By: Kate Tilley
September 26, 2012
SYDNEY (Sept. 26, 11:55 a.m. ET) — The Reserve Bank of Australia has denied it covered up bribery allegations against two Australian companies that manufacture the country’s plastic banknotes and market the technology internationally.
Committal proceedings are being held to determine whether there is sufficient evidence that Securency International Pty. Ltd. and Note Printing Australia Ltd. conspired with sales agents in Indonesia, Malaysia and Vietnam to bribe officials to secure contracts to produce plastic banknotes for those countries.
The Canberra-based Australian Federal Police last year charged Melbourne-based Securency and Note Printing of Craigieburn, and seven senior executives with either company, with the alleged offenses.
Proceedings began Aug. 13 in the Melbourne Magistrates’ Court of Victoria. A Victoria Justice Department spokeswoman said the charges are currently being heard together.
Securency — a joint venture formed in 1996 between Sydney-based Reserve Bank and plastic film maker Innovia Films Ltd. of Wigton, England — manufactures and markets a biaxially oriented polypropylene substrate used in Australian banknotes since 1988. Securency has sold the technology to 30 other countries.
Note Printing, wholly owned by Reserve Bank, operates the printing works where Australia’s banknotes are printed.

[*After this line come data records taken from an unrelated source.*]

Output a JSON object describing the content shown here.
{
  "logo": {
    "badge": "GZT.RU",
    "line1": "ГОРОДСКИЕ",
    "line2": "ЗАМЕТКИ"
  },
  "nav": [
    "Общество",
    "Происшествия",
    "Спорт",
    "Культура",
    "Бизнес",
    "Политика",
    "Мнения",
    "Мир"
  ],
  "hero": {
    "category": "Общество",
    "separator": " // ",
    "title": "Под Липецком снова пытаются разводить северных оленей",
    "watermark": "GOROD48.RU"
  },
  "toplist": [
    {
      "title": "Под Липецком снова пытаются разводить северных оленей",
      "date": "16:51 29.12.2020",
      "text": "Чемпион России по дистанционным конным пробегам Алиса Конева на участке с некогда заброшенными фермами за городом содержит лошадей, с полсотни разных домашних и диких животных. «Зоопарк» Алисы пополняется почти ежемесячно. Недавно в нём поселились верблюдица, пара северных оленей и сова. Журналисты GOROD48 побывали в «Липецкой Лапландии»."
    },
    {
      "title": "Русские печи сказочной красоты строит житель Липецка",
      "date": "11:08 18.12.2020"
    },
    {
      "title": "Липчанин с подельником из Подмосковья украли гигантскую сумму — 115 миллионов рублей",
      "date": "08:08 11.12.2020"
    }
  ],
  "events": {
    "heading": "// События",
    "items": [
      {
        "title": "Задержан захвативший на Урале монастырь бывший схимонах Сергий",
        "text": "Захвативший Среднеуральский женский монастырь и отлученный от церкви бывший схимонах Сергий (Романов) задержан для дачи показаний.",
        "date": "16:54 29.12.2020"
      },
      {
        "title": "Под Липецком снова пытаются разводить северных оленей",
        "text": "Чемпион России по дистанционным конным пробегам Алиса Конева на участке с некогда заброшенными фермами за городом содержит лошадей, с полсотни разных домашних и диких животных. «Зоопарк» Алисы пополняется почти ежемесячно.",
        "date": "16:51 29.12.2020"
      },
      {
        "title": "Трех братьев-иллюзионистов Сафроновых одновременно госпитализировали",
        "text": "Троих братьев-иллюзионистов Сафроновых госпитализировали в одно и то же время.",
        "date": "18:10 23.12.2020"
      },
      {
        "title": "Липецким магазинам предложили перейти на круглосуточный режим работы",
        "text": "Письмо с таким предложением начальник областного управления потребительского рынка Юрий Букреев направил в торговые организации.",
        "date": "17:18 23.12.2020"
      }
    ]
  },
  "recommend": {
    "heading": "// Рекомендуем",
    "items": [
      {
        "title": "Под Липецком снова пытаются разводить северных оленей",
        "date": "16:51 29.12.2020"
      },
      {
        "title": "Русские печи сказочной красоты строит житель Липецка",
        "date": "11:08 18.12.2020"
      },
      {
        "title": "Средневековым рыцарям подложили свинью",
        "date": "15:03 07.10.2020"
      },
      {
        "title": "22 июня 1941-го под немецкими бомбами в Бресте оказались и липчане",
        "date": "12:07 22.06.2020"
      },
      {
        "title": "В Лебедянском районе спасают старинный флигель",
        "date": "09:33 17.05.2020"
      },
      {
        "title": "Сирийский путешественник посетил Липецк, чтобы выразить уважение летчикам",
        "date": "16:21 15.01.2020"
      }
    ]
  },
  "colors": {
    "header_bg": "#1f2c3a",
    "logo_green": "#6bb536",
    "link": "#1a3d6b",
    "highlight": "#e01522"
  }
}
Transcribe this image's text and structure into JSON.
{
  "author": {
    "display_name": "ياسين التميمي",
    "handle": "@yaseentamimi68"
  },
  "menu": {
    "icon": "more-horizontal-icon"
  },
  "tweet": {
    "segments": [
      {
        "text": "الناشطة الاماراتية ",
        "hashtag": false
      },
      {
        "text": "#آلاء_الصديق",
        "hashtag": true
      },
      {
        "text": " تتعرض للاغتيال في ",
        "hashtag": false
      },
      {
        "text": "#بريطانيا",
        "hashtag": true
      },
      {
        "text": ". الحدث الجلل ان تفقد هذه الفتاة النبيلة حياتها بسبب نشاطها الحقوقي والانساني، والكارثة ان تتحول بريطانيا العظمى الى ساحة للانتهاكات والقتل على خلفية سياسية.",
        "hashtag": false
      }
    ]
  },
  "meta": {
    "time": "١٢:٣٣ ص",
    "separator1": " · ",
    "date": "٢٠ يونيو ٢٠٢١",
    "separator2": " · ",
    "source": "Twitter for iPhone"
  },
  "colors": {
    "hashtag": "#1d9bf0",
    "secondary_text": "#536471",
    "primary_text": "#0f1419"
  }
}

Australia’s media has speculated about when the bank knew about the allegations.
On Sept. 11, Australian Broadcasting Corp.’s TV program 7.30 reported that the Note Printing board, including Reserve Bank’s assistant governor, Frank Campbell, approved almost $US1.2 million in secret commissions in 2007 and 2008 to a Malaysian arms dealer.
The Reserve Bank of Australia responded to the program, saying the bank’s executives acted in good faith and with integrity. “It is completely without foundation to suggest otherwise.” It said the bank has made no attempt to hide information from authorities.
After the program aired, Australian Greens party federal politician Adam Bandt again demanded Australian Treasurer Wayne Swan initiate a judicial inquiry into what senior bank officials knew.
“The growing cloud over RBA and its governance will not clear until a full inquiry is conducted,” Bandt said.
Reserve Bank of Australia’s governor, Glenn Stevens, told the Parliament’s House of Representatives Economics Committee on Aug. 24 that the bank condemns all corrupt or questionable behavior. “We have done a lot of work to tighten controls in the two companies. We have sought at all times to deal appropriately with all issues that have arisen, and cooperate with legal authorities.”
He said the bank first inquired about Note Printing and Securency’s policies for using overseas agents in 2006. Consequently, policies at both companies were strengthened.
Note Printing’s board audited its past practices and compliance in 2007 after the bank requested an update. Stevens said the audit raised “several very concerning” issues and recommended the role of management and staff in dealing with agents be urgently investigated to ensure compliance with Australian law. The board decided to stop using agents and commissioned Sydney-based attorneys at Freehills international law firm to assess standards and compliance.
Stevens said Freehills was highly critical of Note Printing’s practices, but concluded, based on available information, there was no evidence of Australian law breaches.
The Securency board also audited its procedures in 2007 and terminated one agent, whom it shared with Note Printing. The audit found that, unlike Note Printing, Securency had a “good, robust process” for international agent contracts and payments. Another 2008 audit produced the same finding. Stevens said at that time, there was no reason for Securency to stop using agents.
He said Reserve Bank was “completely surprised” when a whistleblower claimed in May 2009 that as much as $US47.7 million in bribes were paid by Securency’s foreign agents to sell the plastic banknote technology globally. After the allegations emerged, Securency approached the Australian Federal Police to investigate and engaged audit and advisory firm KPMG to examine its policies for employing international agents.
“We now know critical information regarding use of agents was withheld from the audit teams and the Securency board in 2007 and 2008,” Stevens said.
He said it is “without foundation” to suggest Reserve Bank’s actions — including audits, independent legal reviews, implementing recommendations, and relying on independent advice — are a “coverup.”